### Provided data

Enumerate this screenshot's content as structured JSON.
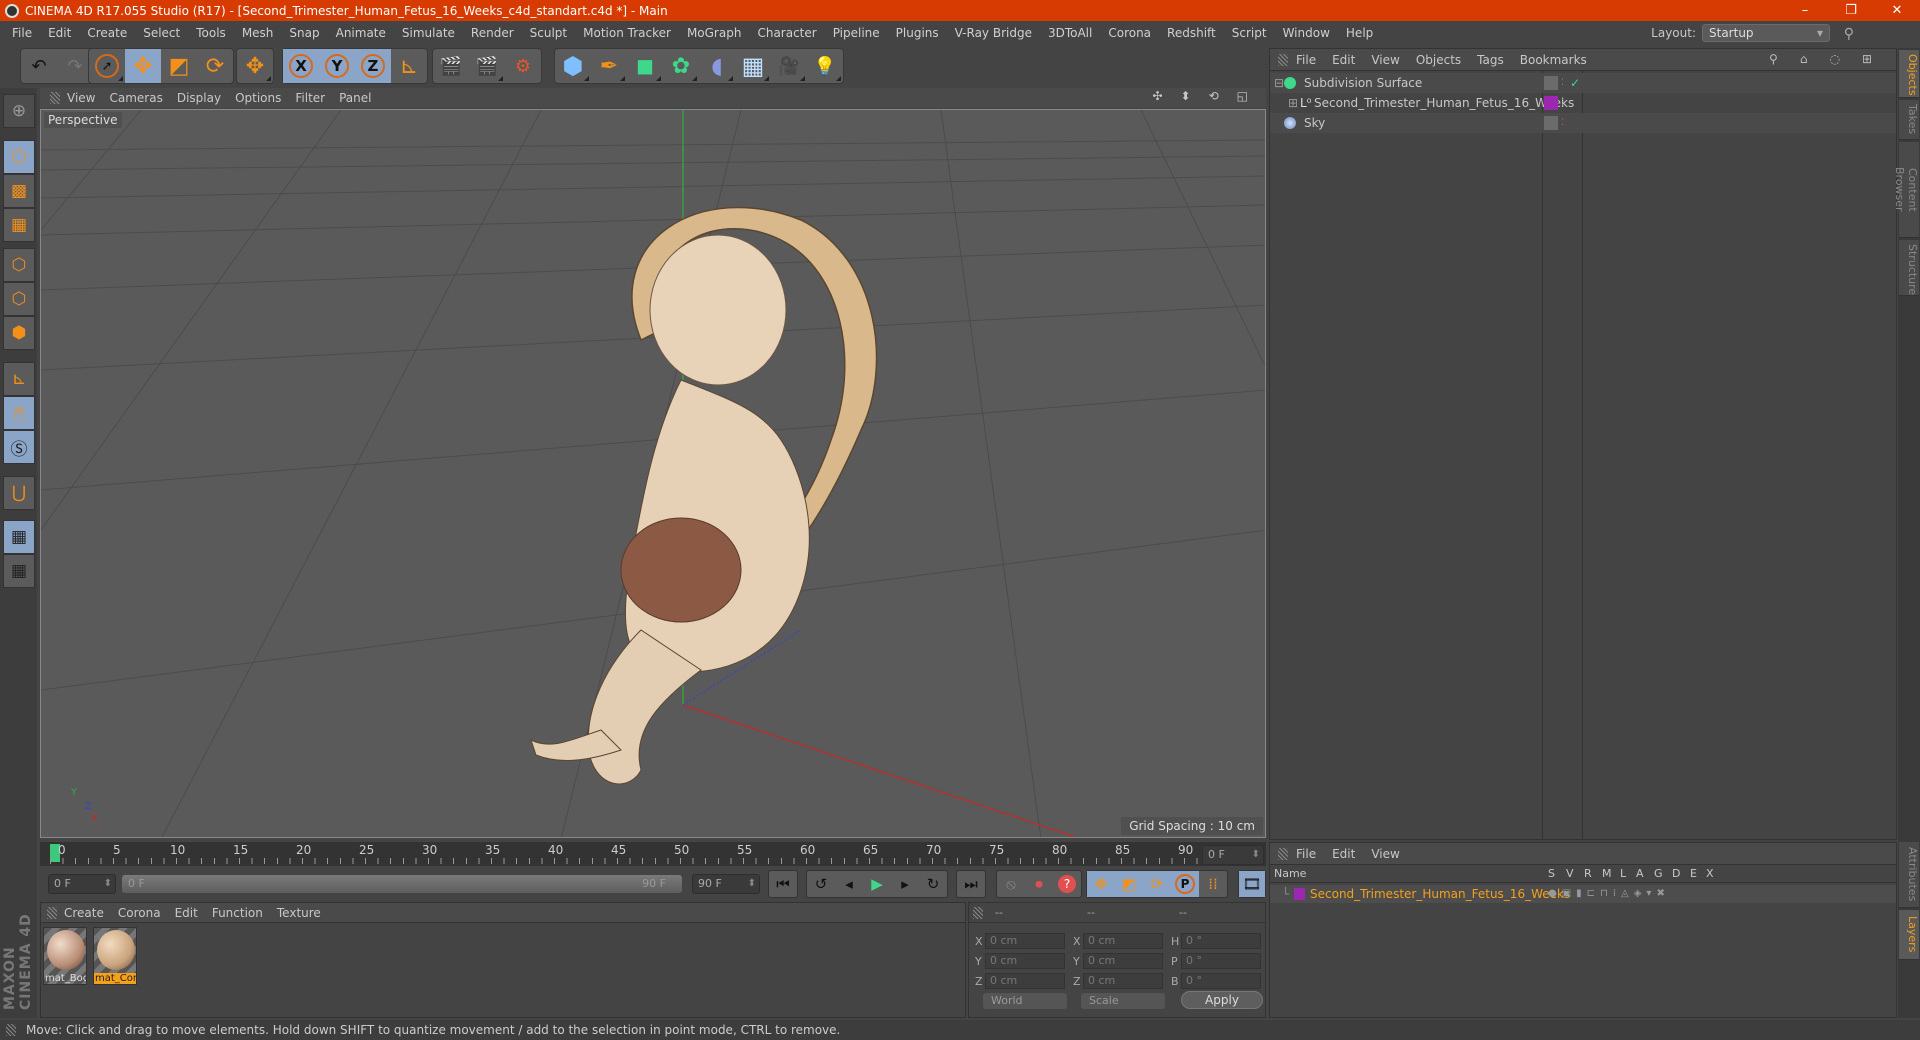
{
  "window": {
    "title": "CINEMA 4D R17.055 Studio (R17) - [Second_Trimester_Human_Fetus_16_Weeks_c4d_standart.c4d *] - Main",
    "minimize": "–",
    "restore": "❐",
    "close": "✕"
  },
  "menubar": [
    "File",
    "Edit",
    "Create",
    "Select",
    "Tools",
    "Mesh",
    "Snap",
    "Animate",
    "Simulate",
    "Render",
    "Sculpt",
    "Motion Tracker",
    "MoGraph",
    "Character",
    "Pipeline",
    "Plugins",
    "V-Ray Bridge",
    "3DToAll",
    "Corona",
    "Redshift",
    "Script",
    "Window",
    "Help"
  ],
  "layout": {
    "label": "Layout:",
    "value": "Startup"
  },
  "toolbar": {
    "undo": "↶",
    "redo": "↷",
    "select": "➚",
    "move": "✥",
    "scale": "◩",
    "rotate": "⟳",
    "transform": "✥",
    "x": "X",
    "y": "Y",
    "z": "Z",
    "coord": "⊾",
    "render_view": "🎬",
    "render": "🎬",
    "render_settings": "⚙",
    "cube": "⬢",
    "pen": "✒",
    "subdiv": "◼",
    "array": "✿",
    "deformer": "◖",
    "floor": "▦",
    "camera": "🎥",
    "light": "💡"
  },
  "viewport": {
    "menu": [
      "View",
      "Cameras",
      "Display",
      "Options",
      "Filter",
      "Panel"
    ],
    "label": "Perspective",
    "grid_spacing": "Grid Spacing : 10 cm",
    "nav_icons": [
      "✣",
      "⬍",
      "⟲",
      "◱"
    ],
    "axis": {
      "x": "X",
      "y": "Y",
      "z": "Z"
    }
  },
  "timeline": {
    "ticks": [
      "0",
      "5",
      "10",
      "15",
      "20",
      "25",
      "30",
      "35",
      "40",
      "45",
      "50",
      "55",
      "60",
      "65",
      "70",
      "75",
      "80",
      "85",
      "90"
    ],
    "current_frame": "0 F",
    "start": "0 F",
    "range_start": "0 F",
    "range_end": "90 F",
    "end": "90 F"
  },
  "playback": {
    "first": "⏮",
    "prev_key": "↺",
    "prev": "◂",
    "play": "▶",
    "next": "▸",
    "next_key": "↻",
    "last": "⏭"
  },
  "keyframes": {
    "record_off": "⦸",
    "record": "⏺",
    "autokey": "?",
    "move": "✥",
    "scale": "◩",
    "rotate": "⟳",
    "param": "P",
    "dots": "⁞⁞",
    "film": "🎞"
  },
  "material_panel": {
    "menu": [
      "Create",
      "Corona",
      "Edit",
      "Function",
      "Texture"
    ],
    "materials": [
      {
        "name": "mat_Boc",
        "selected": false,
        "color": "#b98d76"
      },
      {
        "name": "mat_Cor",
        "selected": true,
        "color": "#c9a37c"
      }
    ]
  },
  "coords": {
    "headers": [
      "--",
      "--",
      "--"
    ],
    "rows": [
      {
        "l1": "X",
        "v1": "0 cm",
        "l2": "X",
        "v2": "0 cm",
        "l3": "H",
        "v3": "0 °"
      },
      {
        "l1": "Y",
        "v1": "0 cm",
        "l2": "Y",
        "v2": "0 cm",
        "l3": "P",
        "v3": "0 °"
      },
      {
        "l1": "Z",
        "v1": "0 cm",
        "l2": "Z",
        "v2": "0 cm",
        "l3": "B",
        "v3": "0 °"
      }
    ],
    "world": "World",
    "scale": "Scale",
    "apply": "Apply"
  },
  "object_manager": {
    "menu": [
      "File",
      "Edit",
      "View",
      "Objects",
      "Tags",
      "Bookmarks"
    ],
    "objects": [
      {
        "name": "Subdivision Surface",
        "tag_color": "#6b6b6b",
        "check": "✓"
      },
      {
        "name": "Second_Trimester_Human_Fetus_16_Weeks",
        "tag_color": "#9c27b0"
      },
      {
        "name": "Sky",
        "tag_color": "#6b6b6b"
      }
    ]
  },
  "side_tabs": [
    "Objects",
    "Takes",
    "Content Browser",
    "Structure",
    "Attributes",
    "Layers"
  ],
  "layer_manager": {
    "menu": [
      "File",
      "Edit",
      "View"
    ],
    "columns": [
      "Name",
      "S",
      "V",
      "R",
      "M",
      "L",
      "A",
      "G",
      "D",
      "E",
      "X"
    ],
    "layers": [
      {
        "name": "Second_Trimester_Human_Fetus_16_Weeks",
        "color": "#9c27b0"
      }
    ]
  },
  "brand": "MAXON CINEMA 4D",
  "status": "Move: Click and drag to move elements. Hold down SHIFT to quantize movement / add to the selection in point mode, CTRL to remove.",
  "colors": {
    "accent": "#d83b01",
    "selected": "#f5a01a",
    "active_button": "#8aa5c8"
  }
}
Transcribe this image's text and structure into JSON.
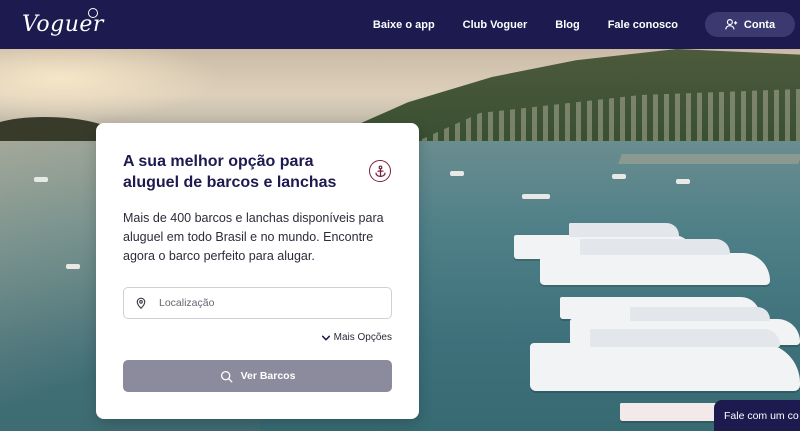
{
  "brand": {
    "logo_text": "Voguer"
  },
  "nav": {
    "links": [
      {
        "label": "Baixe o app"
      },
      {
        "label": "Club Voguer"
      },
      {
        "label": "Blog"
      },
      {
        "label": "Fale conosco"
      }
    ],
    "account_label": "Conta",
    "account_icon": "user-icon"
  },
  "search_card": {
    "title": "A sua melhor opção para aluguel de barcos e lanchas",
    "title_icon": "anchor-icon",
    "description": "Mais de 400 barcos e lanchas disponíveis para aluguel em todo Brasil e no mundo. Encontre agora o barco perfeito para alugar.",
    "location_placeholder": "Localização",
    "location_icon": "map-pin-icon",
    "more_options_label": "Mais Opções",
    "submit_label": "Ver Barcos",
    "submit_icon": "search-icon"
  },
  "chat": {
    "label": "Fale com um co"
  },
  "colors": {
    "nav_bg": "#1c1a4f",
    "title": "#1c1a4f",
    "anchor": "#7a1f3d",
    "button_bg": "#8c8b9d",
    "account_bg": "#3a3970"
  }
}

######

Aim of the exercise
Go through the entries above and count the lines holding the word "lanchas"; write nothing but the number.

Exercise result
2